He also said he wanted the Supreme Court, which had twice refused to hear Biden’s election challenges – and said President Donald Trump had asked him to argue before the country’s top court.

“I wish the Supreme Court would have taken this case.” “There were two chances to take this case. Lawyers in one of Pennsylvania, one in Texas, and in both cases asked me to argue the case, and so President Trump called me over the Texas case and said, ‘Ted, will you argue verbally? What if the case is taken to court? “I told the president, ‘Sure, I’ll be happy to do that.’ I wish the court would have taken one or both of those cases. I think the Supreme Court is a better platform to resolve those issues. ”

Cruz said challenging the election results was not the ideal thing for Congress to do, but he felt it was better than just accepting the results.

G.O.P. To make the congressional challenge a success, the House and Senate will have to vote against the certificate when the results of the Electoral College Ledge will be presented under a hearing with Vice President Mike Pence at a joint session of Congress in January. Although Republicans could delay Biden’s credentials by several hours – challenging the results could be debated in both the House and Senate, then a vote – their attempt is almost doomed to fail. Democrats have a majority in the House, and some prominent Republicans in the closely divided Senate have made it clear they will not vote to support the GOP challenge.

Some Senate Republicans – including Tomay, Mitt Romney of Utah, Lisa Merkowski of Alaska, and Ben Sass of Nebraska – have voted against GP. He raised his voice in condemnation of the challenge and called it a threat to the rule of law. Romney said in a statement that “the enormous nuisance of denying voters could increase the political ambitions of some, but dangerously threaten our Democratic Republic.”

“I think it’s a bit of a Don Quixote-Windmill effort,” said Asha Hutchinson, a CBS Republican, Arkansas government official. “I think it’s designed – it will definitely fail. J. Biden has been elected our president and that will be confirmed in his capacity.”

One of the other Republicans vows to reject the election results, Wisconsin Sen. Ron Johnson had a feud with host Chuck Todd on NBC’s “Meet the Press” on Sunday, the Republican’s now-defunct finish.

“You had to ask yourself, when you tell people a million times that something has been stolen or something is fraudulent and then they believe, I think you need to look in the mirror,” Todd told him.

“Chuck, look in your mirror,” replied Jones.

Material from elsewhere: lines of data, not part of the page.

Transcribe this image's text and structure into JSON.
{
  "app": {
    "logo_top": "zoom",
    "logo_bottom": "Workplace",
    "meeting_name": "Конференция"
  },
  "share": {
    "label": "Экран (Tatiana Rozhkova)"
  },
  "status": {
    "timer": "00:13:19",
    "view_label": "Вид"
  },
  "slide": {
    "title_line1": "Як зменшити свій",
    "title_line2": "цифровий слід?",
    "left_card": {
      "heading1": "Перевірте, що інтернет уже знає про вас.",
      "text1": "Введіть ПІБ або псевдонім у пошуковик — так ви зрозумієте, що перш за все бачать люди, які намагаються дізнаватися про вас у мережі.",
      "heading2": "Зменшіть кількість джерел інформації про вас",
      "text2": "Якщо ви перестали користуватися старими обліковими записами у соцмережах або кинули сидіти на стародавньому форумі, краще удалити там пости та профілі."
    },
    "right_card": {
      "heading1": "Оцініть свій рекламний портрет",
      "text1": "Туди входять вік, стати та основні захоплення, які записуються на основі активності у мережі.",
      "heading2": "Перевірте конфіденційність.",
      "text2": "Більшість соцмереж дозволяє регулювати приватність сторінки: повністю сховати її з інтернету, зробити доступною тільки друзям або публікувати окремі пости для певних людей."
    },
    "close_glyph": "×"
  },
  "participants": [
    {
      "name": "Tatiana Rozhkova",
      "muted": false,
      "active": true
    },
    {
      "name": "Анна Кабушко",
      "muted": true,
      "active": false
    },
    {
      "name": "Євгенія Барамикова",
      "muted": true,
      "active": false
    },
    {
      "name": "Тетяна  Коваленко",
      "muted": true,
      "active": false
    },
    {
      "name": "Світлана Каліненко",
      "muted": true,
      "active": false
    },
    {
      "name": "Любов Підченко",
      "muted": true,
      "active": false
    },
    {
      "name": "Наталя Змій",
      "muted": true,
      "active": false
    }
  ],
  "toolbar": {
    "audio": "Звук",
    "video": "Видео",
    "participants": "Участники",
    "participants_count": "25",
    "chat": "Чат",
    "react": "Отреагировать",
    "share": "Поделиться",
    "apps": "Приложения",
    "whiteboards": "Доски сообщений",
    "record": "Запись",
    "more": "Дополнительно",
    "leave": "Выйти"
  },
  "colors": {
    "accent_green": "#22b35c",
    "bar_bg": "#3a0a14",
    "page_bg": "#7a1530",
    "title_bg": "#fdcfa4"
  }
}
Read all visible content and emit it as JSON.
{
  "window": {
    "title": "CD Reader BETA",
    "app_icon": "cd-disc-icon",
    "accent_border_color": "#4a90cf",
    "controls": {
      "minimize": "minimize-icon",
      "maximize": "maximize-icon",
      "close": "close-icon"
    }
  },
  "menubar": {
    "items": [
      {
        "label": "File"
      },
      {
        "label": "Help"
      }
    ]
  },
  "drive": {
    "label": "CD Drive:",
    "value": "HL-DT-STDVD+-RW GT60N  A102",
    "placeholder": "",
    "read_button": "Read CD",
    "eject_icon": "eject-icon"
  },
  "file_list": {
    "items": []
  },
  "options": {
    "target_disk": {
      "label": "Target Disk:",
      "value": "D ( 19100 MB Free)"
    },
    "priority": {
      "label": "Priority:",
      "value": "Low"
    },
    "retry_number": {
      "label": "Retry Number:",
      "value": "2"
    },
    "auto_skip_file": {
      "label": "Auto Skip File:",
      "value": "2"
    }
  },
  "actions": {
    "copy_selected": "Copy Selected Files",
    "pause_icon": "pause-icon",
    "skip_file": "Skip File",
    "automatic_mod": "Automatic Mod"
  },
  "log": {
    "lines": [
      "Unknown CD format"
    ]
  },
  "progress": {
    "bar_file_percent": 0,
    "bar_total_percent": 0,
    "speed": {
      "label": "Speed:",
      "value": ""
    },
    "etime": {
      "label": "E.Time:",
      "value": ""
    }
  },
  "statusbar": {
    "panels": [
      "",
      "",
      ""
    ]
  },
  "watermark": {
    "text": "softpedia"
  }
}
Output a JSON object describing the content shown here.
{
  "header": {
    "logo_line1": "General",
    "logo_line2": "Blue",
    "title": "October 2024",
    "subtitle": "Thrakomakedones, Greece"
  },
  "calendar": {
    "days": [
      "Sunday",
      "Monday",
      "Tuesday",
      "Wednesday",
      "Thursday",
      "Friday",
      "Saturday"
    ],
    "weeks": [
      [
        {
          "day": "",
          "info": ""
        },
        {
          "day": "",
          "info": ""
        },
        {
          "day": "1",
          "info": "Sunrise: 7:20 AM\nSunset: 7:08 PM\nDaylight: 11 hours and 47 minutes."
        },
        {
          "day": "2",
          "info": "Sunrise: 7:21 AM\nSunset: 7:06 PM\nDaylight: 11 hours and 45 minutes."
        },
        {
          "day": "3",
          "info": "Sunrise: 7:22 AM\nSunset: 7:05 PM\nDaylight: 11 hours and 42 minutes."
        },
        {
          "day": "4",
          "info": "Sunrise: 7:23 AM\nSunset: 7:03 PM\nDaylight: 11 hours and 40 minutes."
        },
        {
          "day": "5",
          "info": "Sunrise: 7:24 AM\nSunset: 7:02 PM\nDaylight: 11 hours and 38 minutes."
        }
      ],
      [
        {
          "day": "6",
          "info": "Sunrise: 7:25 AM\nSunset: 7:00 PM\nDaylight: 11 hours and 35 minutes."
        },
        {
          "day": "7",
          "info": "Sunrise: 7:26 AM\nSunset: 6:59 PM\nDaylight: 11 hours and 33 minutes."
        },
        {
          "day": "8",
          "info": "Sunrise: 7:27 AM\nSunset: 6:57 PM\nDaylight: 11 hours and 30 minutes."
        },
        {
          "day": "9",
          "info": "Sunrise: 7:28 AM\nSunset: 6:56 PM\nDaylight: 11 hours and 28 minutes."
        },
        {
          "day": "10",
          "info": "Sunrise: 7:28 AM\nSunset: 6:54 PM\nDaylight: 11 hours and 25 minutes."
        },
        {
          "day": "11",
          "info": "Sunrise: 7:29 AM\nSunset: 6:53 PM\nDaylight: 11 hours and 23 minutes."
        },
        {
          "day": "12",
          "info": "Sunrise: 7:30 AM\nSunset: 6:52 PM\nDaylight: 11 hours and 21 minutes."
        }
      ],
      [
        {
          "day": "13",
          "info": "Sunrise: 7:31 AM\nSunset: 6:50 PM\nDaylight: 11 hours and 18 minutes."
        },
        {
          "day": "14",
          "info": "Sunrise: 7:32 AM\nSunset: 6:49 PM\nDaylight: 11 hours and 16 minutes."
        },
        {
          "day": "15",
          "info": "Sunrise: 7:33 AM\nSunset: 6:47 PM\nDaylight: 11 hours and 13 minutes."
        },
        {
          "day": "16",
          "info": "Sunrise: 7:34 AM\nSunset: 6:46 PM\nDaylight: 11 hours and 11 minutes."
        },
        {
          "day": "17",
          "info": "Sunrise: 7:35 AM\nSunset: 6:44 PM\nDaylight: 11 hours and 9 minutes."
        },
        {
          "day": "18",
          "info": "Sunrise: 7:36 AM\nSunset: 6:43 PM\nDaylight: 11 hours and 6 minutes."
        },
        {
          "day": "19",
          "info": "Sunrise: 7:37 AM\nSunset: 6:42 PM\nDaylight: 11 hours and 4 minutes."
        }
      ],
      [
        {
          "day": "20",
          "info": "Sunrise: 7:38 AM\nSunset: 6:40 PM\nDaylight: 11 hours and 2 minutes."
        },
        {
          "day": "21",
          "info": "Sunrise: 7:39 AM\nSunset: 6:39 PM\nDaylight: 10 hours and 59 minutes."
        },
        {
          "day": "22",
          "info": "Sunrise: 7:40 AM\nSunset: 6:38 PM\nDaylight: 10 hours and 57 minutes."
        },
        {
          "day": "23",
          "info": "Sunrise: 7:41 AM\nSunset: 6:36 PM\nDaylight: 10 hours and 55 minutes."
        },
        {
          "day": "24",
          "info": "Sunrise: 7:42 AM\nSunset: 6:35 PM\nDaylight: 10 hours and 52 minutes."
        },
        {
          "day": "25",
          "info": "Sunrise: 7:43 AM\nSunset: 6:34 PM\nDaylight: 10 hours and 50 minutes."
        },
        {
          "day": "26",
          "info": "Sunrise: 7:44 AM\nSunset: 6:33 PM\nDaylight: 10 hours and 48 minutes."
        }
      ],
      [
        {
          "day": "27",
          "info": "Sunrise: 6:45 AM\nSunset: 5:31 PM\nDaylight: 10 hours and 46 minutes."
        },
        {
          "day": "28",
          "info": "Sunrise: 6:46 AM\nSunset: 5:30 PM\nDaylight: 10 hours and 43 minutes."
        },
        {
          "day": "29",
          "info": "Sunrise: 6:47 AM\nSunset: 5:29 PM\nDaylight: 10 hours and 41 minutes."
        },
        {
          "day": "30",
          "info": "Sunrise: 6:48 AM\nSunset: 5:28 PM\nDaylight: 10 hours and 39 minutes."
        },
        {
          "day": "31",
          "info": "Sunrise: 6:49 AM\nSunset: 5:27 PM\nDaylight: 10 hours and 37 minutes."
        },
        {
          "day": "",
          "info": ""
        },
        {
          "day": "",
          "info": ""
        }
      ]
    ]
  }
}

Other senators who are planning to challenge Biden’s victory include Sense Josh Haley Lee (Mo.), Marsha Blackburn (Tenn.), Mike Brann (Ind.), Steve Dines (Mond.), John Ann. Kennedy (La.) And James Lanknford (Okla.). The other four newcomers are: Bill Hazerty (Tenn.), Cynthia Lumis (Vio.), Roger Marshall (Kan.) And Tommy Tuberville (Ala.). Pro-Trump challenge leaders in the House include Moe Brooks (Ala.), Jodi Hayes (Ga.), Jim Jordan (Ohio) and Andy Biggs (Ariz.).

As it turns out, Biden is likely to end up at 232 with Trump, with 306 votes in the Electoral College ledge.